Understand the problems that free radicals can cause to health and how to reduce their negative effects.
Free radical theory was developed by Dr. Denham Harman in 1956 and one of the main followers was Dr.Linus Pauling. I would first of all share that Linus Pauling was born on 2/28/1901 and passed away on 8/19/1994, 93 years old and two Nobel prizes, among many awards received.
Denham Harman was born on 2/14/1916 and died on 11/25/2014 at the age of 98, retired from research in 2010 at age 94, among many awards he was nominated for the Nobel Prize for 6 times. Not bad for those born at the beginning of the century, has their knowledge had anything to do with their longevity? In a simple way we call any free radical any atom or molecule whose outer electron layer has an odd number of electrons. pairing electrons gives it reactivity, molecules and atoms with normal behavior have their external electrical part neutral, balanced, that is, paired and so are not reactive or dangerous. There are many different types of free radicals depending on the atom or molecule that formed it and so they will act in different parts of our body.
These reactive agents can cause diseases and are usually derived from the metabolism of oxygen m, from our own breathing, so we usually call ROS or ERMO, reactive oxygen species. Although dangerous they are part of the normal biochemistry of the body and also have beneficial defense functions against invaders such as fungi, viruses and bacteria. The risk is when that amount of ROS is increased.
Our body has defenses against excess free radicals, but times is not enough and from this imbalance of excess free radicals begin attacks against our cells causing destruction and emergence of diseases.
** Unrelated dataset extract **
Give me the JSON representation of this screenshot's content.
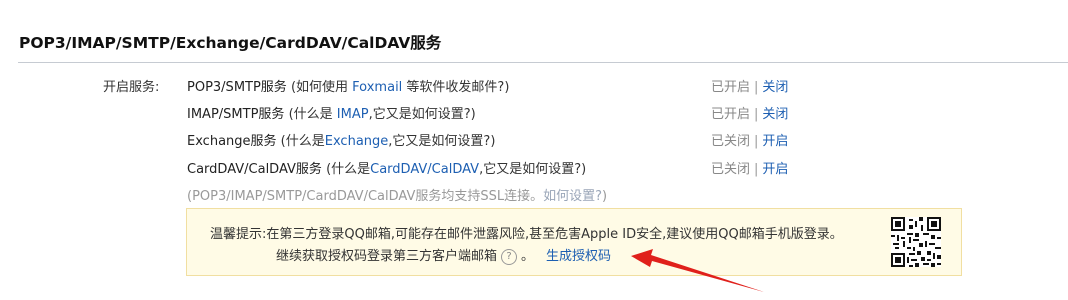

This is why Denham Harman's theory believes that aging could be secondary to the oxidative stress of free radicals.
More than 50 diseases may be involved with the harmful effects of free radicals like Parkinson's, cataract , some types of cancer, senile disease, Alzheimer's, macular degeneration, myocardial infarction, strokes (strokes) among others, even the senile spots (lipofuscin) that we see in our skin have free radical involvement. , where do we have antioxidants to neutralize or reduce free radicals? We have, for example, pepper that has an extremely effective carotenoid against oxygen-free radicals nio singlet. Flavonoids are also good antioxidants or anti-free radicals (Ros), are present in honey, pollen, propolis and lemon juice, among others. The anthocyanins present in the strawberry, cranberry, blueberry, red bark, red apples, red wine, carrot, pomegranate, purple cabbage, show neutralizing the hydroxyl radical.
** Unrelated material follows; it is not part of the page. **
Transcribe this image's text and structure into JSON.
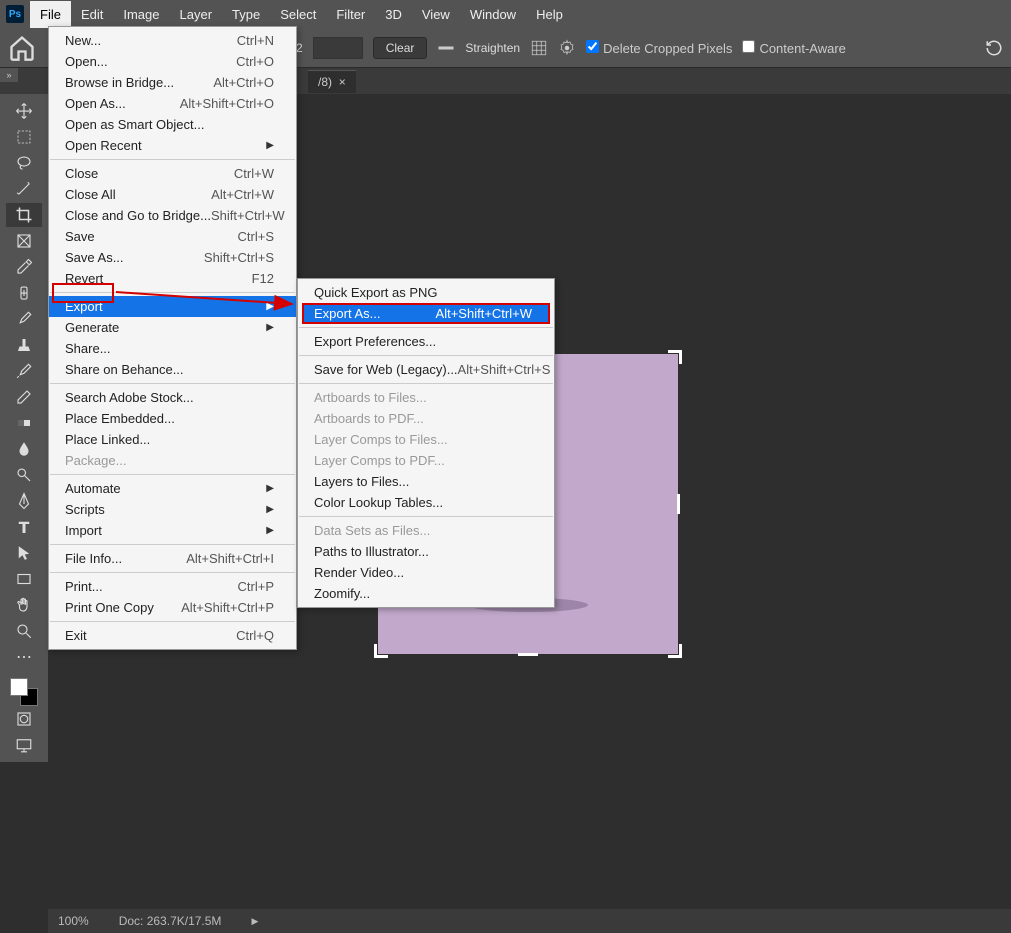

Plants containing quercetin present in ginkgo biloba reduces hydrogen peroxide ROS) in brain neurons.
Important antioxidant Coenzyme Q10 is present in sardines and other fish, preferably in lean meats, in cereals such as corn, wheat and rice, preferably whole.
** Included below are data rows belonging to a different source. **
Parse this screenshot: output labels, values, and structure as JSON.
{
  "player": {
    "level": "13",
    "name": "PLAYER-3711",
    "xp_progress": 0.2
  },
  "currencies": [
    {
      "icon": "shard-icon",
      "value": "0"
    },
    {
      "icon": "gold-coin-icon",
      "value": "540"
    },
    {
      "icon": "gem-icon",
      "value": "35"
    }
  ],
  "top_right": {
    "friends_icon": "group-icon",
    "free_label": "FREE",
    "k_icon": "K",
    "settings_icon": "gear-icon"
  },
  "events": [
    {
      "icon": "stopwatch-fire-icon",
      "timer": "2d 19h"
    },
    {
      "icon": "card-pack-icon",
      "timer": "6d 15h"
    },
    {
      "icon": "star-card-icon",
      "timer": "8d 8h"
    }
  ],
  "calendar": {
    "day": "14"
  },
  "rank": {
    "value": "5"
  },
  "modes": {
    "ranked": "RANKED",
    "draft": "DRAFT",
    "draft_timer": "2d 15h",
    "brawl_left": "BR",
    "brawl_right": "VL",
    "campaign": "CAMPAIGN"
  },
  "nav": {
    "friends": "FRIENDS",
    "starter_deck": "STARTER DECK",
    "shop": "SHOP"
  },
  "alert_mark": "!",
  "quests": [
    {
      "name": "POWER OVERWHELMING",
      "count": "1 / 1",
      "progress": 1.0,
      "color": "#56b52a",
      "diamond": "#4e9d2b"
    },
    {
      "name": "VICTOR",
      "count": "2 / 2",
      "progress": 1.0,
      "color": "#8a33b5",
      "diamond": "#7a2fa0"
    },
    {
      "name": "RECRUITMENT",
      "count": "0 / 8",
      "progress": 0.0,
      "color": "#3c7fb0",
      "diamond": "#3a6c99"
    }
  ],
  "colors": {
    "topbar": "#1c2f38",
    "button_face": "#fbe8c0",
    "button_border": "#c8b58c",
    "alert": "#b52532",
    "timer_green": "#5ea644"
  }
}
Vitamins C, E, A , Beta carotene minerals such as selenium, zinc also has important effect against excess free radicals. Brussels sprouts and cabbages are excellent free radical scavengers in general.
A 5-year study by Dr. Hertog from 1985 to 1990 with 805 men between the ages of 65 and 84 showed a lower risk of death from coronary disease in people with a higher consumption of flavonoids such as tea, onions and apples, published in a major medical journal, Lancet 342 in 1993.
In 1982 the American National Research Council reported to the American National Cancer Institute the obvious link between food and cancer, and some showed a preventive effect such as flavonoids and anthocyanins.
In short we can not avoid the presence of free radicals in our modern world due to pollution, pesticides, stress, toxic metals in the water, deodorant, toothpaste, bullet, saltiness, soda, even in lipstick. So let's think about eating better to reduce the presence and the effect of all of this and try to live longer and with quality of life, and who knows how to work until age 94 and live well until the age of 98 like Dr. Denham or even more.
The beginning of diet is followed by a certain amount of anguish or apprehension. Over the past few years, diets have become synonymous with deprivation and restriction. It is as if suddenly all the favorite foods are exchanged for lettuce. At this moment, all they all want to know is when they can leave the diet and have the day off or "day of trash.
1. Sugar addicts? In a way yes, because it affects the brain chemical messengers serotonin (which gives sense of well-being) and dopamine (reward). The effect is not the same as that caused by drugs, but it can, rather, "mess up" the brain and body and "vitiate" and can lead to binge eating. 2. Losing control of the amount ingested or being grumpy when not eating a sweetmeat are some of the symptoms of excess or lack of sugar, a reflection of imbalance in brain chemistry.